The bus was a stubby one that seated no more than 15 passengers. It was bright yellow with “Sesame Street” stenciled in big, bold red on the sides. Coincidently and much to the Gunny’s liking, the seats were upholstered in Marine green and the metal work was highly polished. In fact, the bus was immaculate and he thought almost up to Marine standards. But one thing was missing. He made a mental note to get a Marine Corps decal for the rear window.
Rumbling along the route and having made a few stops, Gunny approached his fourth stop and noticed two little plump girls dressed in identical skirts holding their books and lunch pails. They appeared to be a happy pair but definitely on the heavy side. As he opened the door one of the girls jumped on the first step and introduced herself, “Hi, my name is Patti. And my friend’s name is Patti. Sometimes people think we are twins but we’re not. We’re not even sisters. We are just two girls named Patti. We are best friends. We go everywhere together.” Gunny listened attentively, approvingly nodded his head and smiled, and welcomed the two Patties aboard. He proceeded to his next stop.
Now nearing his seventh stop, Gunny spotted a tall, thin woman wearing a long skirt but did not see any children. As he slowed and brought his bus to a stop he noticed a young boy who appeared to be hiding behind the woman. After he opened the door, the woman stepped onto the bus, introduced herself, and explained to him the young man cowering behind her was her son, Ross. She repeated several times Ross is an only child and quite shy. She went on to tell Gunny that she and her husband always referred to their son as “Special Ross” and that he warms up quickly to anyone who calls him by his pet name. So, wanting to be as accommodating as possible, Gunny invited Special Ross aboard the bus and assured his mother he would be just fine. With Special Ross seated in the last row of the bus, Gunny eased back into traffic and proceeded to his next stop.
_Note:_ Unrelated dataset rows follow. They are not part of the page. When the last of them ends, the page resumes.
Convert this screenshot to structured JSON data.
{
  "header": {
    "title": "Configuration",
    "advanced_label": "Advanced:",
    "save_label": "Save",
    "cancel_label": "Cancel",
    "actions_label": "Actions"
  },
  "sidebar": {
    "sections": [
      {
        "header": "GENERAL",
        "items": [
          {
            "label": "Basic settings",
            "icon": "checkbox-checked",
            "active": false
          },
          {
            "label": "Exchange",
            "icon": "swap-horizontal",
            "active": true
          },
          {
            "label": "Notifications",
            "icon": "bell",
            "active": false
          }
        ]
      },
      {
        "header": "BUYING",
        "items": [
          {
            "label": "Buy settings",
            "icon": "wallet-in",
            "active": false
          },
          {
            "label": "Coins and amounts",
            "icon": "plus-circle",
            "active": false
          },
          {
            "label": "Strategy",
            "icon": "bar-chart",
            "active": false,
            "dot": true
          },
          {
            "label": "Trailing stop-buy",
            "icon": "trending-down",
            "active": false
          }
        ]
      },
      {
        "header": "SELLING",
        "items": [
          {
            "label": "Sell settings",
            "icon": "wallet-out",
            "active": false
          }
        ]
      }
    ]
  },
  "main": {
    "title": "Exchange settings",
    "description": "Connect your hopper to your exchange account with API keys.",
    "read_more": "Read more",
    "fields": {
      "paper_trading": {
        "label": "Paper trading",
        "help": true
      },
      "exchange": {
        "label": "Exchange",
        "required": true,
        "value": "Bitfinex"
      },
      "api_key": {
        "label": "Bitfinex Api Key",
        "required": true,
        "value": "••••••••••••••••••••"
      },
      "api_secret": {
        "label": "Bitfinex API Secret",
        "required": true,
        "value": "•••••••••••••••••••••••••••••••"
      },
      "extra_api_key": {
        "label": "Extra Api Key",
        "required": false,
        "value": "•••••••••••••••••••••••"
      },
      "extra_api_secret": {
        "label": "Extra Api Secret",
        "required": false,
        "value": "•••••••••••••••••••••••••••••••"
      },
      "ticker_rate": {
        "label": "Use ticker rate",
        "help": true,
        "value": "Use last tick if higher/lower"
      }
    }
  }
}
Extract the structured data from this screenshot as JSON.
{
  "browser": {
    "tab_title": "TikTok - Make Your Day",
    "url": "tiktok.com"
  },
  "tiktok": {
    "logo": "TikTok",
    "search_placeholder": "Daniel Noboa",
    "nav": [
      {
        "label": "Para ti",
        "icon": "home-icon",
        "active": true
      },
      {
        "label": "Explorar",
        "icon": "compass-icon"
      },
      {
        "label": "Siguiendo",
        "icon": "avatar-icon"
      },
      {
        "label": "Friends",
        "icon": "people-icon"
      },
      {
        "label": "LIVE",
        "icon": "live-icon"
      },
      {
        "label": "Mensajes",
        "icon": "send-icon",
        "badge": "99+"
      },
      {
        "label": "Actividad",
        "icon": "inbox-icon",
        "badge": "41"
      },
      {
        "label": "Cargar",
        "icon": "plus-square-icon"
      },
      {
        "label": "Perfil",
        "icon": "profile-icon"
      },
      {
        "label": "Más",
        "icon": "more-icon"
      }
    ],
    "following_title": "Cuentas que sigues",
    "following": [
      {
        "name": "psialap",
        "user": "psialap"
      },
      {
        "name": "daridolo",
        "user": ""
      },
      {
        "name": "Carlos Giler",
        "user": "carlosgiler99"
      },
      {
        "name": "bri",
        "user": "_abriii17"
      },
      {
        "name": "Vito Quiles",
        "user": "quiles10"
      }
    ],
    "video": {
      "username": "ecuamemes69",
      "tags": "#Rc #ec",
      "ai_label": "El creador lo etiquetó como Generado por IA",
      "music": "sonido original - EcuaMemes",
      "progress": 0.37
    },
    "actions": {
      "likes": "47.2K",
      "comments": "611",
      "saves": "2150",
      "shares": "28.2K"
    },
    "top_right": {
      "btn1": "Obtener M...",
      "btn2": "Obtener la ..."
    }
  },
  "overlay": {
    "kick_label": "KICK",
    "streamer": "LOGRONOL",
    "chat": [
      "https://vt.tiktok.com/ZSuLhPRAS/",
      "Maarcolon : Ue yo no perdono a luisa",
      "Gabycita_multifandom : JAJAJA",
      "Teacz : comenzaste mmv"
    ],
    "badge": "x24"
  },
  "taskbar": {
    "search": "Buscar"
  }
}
Slowing and stopping at the corner of Main and Fry, his twelfth and final stop, Gunny spotted a tall, gangly kid who seemed to be all arms and legs—he was draped over a mailbox. Opening the bus door Gunny asked “And who might you be?” To which the young man somewhat goofily replied, “My name is Lester—Lester Reese. Everyone calls me Lester Reese. It’s not just Lester and it’s not just Reese—it’s my full name, Lester Reese. So, please Mr. Bus Driver, call me Lester Reese.” With that Gunny happily obliged and said, “Well welcome aboard, Lester Reese. Let’s go to school.” In one awkward movement Lester Reese plopped down in the seat right behind the Gunny, removed his socks and shoes, dangled his feet on the metal bar behind the driver’s seat and began to pick at his toes. The Gunny could not help but wonder about this character “Lester Reese.”
With a nearly full bus, Gunny made his way toward the school house to drop his charges. The eager children hurried off the bus—with some holding hands, they ran and skipped toward their school. His first morning run complete, Gunny headed for home to relax before returning to the school later in the day to retrace his circuit. Eager to hear about his first day on the job, Gunny’s wife was standing—at attention, of course (yeah, right)—on the porch to greet him, “Well, Gunny, how was your first day as a bus driver?” Gunny paused for a moment to think and with a sly smile offered a single sentence reply, “Well dear, it was great. I suppose you could say it was two all-beef Patties, Special Ross, Lester Reese picking his bunions on a Sesame Street bus.”
PostScript: Yes, Marc, I remembered and seasoned it a bit.